Task directions:
Write down each of the records again, exactly and in full.

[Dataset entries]
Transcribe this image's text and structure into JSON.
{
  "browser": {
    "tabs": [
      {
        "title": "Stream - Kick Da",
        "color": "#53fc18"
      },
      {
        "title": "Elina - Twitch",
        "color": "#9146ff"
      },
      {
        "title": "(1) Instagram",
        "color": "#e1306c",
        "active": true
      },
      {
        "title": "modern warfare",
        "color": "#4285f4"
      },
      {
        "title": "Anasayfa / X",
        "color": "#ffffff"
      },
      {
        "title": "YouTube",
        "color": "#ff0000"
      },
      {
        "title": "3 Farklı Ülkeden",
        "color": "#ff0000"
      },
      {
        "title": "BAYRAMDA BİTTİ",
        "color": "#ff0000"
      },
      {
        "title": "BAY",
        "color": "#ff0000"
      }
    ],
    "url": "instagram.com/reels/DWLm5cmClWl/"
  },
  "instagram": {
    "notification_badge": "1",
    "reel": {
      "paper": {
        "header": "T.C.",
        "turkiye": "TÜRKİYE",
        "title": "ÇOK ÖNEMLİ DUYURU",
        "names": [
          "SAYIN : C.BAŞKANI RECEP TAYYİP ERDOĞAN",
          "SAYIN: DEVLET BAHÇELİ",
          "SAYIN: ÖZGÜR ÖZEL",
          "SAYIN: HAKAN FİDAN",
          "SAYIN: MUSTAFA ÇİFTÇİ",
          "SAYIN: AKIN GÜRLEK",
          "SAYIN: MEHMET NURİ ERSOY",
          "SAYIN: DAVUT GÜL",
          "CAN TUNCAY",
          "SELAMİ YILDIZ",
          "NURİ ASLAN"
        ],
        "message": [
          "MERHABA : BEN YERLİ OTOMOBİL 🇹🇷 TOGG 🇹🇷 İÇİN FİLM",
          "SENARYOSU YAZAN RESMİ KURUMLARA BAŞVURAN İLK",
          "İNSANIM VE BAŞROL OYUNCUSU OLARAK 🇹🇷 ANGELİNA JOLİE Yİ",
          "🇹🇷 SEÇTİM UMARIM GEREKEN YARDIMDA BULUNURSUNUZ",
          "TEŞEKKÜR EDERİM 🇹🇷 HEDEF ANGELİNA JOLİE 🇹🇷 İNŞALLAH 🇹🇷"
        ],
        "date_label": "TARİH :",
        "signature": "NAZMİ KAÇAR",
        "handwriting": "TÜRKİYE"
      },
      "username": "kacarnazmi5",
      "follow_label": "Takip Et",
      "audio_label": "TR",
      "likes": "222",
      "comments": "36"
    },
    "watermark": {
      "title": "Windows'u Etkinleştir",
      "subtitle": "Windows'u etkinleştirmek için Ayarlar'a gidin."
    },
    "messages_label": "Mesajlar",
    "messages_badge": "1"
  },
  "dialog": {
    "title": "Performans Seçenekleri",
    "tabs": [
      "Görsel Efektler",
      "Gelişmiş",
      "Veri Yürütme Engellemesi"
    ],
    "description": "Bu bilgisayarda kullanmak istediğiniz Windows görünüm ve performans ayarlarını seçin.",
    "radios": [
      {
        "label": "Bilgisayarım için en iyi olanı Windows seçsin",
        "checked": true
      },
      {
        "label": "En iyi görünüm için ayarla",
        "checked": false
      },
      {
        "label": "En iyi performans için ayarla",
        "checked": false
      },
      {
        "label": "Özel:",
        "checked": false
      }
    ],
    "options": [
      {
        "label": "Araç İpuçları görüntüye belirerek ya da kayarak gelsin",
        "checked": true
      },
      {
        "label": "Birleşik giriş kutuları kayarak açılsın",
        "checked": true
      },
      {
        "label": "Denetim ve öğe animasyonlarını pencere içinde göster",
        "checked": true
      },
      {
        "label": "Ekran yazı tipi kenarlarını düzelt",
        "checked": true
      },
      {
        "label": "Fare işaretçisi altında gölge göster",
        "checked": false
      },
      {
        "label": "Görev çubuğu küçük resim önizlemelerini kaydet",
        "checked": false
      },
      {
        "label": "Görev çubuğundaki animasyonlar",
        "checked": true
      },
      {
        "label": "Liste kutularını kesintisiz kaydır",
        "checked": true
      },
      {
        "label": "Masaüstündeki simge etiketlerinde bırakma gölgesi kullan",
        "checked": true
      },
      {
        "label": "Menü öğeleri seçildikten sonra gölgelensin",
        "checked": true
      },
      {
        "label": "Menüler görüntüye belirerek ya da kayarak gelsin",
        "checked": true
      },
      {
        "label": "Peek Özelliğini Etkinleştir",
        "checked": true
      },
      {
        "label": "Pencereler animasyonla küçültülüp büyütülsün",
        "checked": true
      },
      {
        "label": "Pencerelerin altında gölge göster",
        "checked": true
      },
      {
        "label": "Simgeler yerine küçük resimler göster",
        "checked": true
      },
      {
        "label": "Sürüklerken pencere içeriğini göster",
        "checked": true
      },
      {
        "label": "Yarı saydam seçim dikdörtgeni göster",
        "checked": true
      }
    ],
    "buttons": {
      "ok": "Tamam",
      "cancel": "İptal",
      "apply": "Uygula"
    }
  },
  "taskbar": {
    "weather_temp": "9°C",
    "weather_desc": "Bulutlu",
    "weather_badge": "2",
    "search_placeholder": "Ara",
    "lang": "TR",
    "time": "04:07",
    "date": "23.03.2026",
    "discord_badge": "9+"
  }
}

Reply to the exercise:
Transcribe this image's text and structure into JSON.
{
  "browser": {
    "tabs": [
      {
        "title": "Stream - Kick Da",
        "color": "#53fc18"
      },
      {
        "title": "Elina - Twitch",
        "color": "#9146ff"
      },
      {
        "title": "(1) Instagram",
        "color": "#e1306c",
        "active": true
      },
      {
        "title": "modern warfare",
        "color": "#4285f4"
      },
      {
        "title": "Anasayfa / X",
        "color": "#ffffff"
      },
      {
        "title": "YouTube",
        "color": "#ff0000"
      },
      {
        "title": "3 Farklı Ülkeden",
        "color": "#ff0000"
      },
      {
        "title": "BAYRAMDA BİTTİ",
        "color": "#ff0000"
      },
      {
        "title": "BAY",
        "color": "#ff0000"
      }
    ],
    "url": "instagram.com/reels/DWLm5cmClWl/"
  },
  "instagram": {
    "notification_badge": "1",
    "reel": {
      "paper": {
        "header": "T.C.",
        "turkiye": "TÜRKİYE",
        "title": "ÇOK ÖNEMLİ DUYURU",
        "names": [
          "SAYIN : C.BAŞKANI RECEP TAYYİP ERDOĞAN",
          "SAYIN: DEVLET BAHÇELİ",
          "SAYIN: ÖZGÜR ÖZEL",
          "SAYIN: HAKAN FİDAN",
          "SAYIN: MUSTAFA ÇİFTÇİ",
          "SAYIN: AKIN GÜRLEK",
          "SAYIN: MEHMET NURİ ERSOY",
          "SAYIN: DAVUT GÜL",
          "CAN TUNCAY",
          "SELAMİ YILDIZ",
          "NURİ ASLAN"
        ],
        "message": [
          "MERHABA : BEN YERLİ OTOMOBİL 🇹🇷 TOGG 🇹🇷 İÇİN FİLM",
          "SENARYOSU YAZAN RESMİ KURUMLARA BAŞVURAN İLK",
          "İNSANIM VE BAŞROL OYUNCUSU OLARAK 🇹🇷 ANGELİNA JOLİE Yİ",
          "🇹🇷 SEÇTİM UMARIM GEREKEN YARDIMDA BULUNURSUNUZ",
          "TEŞEKKÜR EDERİM 🇹🇷 HEDEF ANGELİNA JOLİE 🇹🇷 İNŞALLAH 🇹🇷"
        ],
        "date_label": "TARİH :",
        "signature": "NAZMİ KAÇAR",
        "handwriting": "TÜRKİYE"
      },
      "username": "kacarnazmi5",
      "follow_label": "Takip Et",
      "audio_label": "TR",
      "likes": "222",
      "comments": "36"
    },
    "watermark": {
      "title": "Windows'u Etkinleştir",
      "subtitle": "Windows'u etkinleştirmek için Ayarlar'a gidin."
    },
    "messages_label": "Mesajlar",
    "messages_badge": "1"
  },
  "dialog": {
    "title": "Performans Seçenekleri",
    "tabs": [
      "Görsel Efektler",
      "Gelişmiş",
      "Veri Yürütme Engellemesi"
    ],
    "description": "Bu bilgisayarda kullanmak istediğiniz Windows görünüm ve performans ayarlarını seçin.",
    "radios": [
      {
        "label": "Bilgisayarım için en iyi olanı Windows seçsin",
        "checked": true
      },
      {
        "label": "En iyi görünüm için ayarla",
        "checked": false
      },
      {
        "label": "En iyi performans için ayarla",
        "checked": false
      },
      {
        "label": "Özel:",
        "checked": false
      }
    ],
    "options": [
      {
        "label": "Araç İpuçları görüntüye belirerek ya da kayarak gelsin",
        "checked": true
      },
      {
        "label": "Birleşik giriş kutuları kayarak açılsın",
        "checked": true
      },
      {
        "label": "Denetim ve öğe animasyonlarını pencere içinde göster",
        "checked": true
      },
      {
        "label": "Ekran yazı tipi kenarlarını düzelt",
        "checked": true
      },
      {
        "label": "Fare işaretçisi altında gölge göster",
        "checked": false
      },
      {
        "label": "Görev çubuğu küçük resim önizlemelerini kaydet",
        "checked": false
      },
      {
        "label": "Görev çubuğundaki animasyonlar",
        "checked": true
      },
      {
        "label": "Liste kutularını kesintisiz kaydır",
        "checked": true
      },
      {
        "label": "Masaüstündeki simge etiketlerinde bırakma gölgesi kullan",
        "checked": true
      },
      {
        "label": "Menü öğeleri seçildikten sonra gölgelensin",
        "checked": true
      },
      {
        "label": "Menüler görüntüye belirerek ya da kayarak gelsin",
        "checked": true
      },
      {
        "label": "Peek Özelliğini Etkinleştir",
        "checked": true
      },
      {
        "label": "Pencereler animasyonla küçültülüp büyütülsün",
        "checked": true
      },
      {
        "label": "Pencerelerin altında gölge göster",
        "checked": true
      },
      {
        "label": "Simgeler yerine küçük resimler göster",
        "checked": true
      },
      {
        "label": "Sürüklerken pencere içeriğini göster",
        "checked": true
      },
      {
        "label": "Yarı saydam seçim dikdörtgeni göster",
        "checked": true
      }
    ],
    "buttons": {
      "ok": "Tamam",
      "cancel": "İptal",
      "apply": "Uygula"
    }
  },
  "taskbar": {
    "weather_temp": "9°C",
    "weather_desc": "Bulutlu",
    "weather_badge": "2",
    "search_placeholder": "Ara",
    "lang": "TR",
    "time": "04:07",
    "date": "23.03.2026",
    "discord_badge": "9+"
  }
}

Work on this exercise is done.